» **Problem requirements**:
Report how many lines below include "Zdrowy", giving the figure alone.

%%

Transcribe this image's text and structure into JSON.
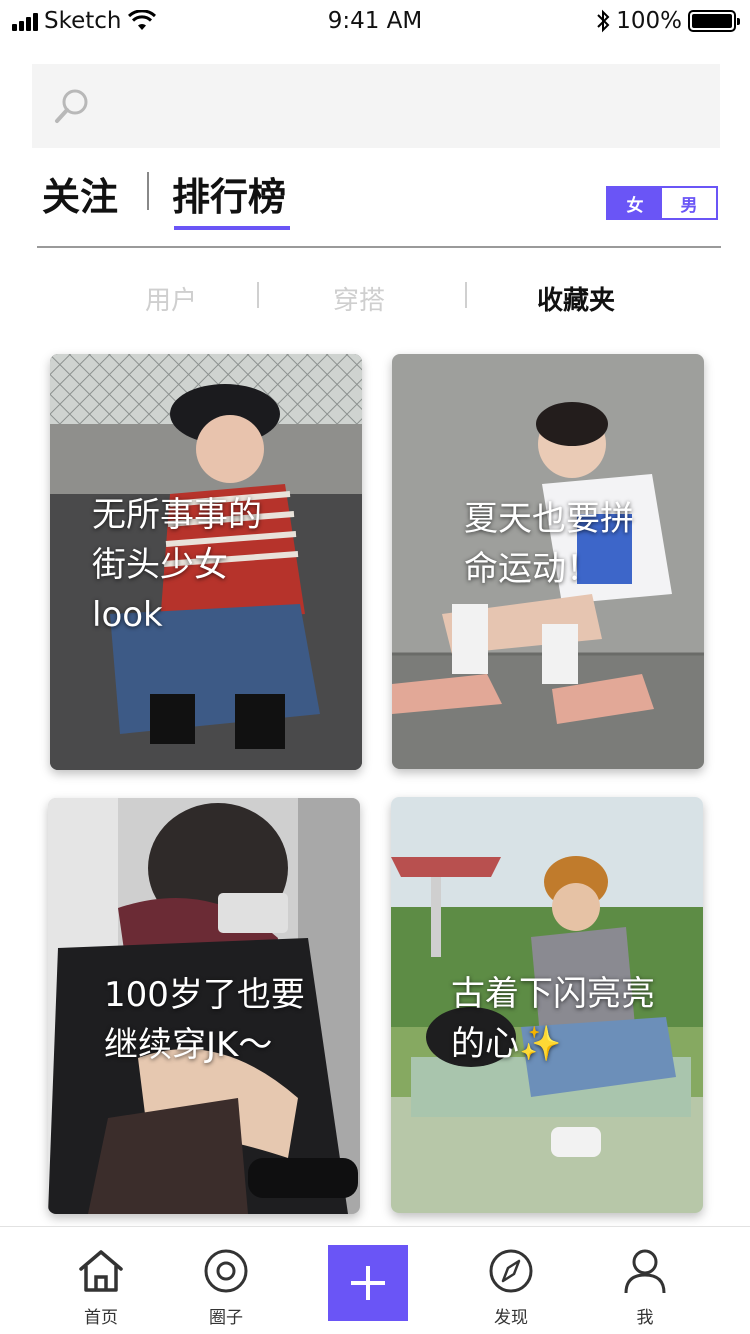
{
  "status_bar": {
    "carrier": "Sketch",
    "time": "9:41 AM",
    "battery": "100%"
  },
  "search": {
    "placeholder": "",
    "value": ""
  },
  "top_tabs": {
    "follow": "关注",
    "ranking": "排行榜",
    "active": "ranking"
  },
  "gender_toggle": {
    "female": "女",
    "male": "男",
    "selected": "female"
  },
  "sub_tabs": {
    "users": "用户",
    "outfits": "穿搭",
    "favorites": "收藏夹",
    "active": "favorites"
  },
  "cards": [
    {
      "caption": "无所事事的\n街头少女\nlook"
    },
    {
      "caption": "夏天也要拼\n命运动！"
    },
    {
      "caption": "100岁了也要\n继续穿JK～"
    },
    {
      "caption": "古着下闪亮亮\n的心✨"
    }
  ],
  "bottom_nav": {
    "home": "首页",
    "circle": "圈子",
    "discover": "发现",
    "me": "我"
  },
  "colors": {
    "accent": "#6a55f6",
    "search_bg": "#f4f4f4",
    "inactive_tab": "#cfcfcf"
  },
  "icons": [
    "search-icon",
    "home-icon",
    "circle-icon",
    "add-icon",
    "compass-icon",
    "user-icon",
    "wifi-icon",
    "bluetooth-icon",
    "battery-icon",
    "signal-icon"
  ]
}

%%
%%

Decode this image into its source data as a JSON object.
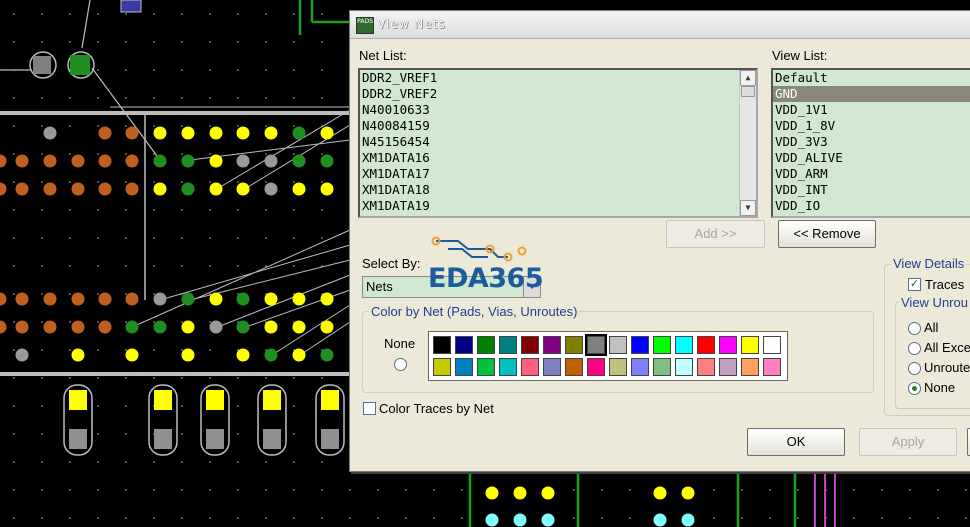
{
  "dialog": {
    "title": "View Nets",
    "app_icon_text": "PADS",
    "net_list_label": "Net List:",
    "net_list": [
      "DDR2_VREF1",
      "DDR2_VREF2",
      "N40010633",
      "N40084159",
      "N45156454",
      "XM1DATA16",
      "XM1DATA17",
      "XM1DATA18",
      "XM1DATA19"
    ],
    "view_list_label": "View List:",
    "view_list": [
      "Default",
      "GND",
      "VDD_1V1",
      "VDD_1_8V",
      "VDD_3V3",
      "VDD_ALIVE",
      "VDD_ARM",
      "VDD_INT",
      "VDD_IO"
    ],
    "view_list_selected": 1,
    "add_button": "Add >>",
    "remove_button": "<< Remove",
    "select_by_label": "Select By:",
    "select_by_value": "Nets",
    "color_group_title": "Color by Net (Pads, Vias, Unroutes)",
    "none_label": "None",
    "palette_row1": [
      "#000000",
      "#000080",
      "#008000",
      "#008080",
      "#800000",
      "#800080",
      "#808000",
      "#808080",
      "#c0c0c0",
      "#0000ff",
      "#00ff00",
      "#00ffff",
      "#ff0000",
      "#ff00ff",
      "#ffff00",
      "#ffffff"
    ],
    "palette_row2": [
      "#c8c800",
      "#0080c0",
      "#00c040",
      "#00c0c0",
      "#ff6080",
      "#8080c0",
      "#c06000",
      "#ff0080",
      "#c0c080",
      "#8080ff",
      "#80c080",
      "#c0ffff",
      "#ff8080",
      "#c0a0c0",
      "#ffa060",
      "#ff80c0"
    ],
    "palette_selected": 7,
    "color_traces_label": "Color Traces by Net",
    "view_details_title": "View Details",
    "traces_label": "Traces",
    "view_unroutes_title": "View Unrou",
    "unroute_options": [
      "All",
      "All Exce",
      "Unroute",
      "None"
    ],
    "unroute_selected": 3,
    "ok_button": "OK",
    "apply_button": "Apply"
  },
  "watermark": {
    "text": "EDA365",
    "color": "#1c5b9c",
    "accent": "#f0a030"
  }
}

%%
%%

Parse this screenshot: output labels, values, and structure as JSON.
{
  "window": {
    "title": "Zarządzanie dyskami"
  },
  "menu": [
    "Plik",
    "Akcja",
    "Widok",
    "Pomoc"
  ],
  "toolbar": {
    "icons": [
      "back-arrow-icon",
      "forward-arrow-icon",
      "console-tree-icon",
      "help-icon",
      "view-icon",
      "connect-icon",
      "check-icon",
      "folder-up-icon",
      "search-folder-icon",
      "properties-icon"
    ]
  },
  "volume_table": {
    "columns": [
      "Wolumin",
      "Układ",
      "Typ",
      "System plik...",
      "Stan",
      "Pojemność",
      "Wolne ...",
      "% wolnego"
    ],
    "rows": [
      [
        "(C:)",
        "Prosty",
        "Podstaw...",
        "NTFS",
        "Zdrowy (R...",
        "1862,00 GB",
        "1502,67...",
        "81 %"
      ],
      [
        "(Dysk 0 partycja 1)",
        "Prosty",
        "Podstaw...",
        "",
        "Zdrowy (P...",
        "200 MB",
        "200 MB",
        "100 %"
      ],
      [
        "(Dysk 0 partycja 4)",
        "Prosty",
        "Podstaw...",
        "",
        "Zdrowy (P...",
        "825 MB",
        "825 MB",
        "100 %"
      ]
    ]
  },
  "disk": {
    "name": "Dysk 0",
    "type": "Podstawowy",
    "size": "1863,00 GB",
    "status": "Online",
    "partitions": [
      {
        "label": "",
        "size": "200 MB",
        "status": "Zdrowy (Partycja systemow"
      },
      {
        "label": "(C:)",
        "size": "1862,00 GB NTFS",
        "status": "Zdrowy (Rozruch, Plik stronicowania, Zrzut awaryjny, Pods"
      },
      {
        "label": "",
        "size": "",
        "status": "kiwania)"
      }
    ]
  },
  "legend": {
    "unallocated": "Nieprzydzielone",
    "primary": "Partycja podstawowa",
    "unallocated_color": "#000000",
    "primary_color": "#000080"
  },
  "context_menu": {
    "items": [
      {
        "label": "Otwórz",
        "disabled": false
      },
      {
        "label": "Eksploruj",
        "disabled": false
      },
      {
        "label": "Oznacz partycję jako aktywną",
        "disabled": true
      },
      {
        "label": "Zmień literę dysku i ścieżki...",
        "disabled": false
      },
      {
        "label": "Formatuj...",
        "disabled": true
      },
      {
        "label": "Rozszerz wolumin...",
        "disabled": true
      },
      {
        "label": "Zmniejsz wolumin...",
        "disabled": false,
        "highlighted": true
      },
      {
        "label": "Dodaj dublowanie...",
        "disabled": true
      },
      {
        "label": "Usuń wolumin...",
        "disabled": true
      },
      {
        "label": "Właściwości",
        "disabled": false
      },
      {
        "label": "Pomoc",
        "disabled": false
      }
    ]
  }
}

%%

» **Answer box**:
5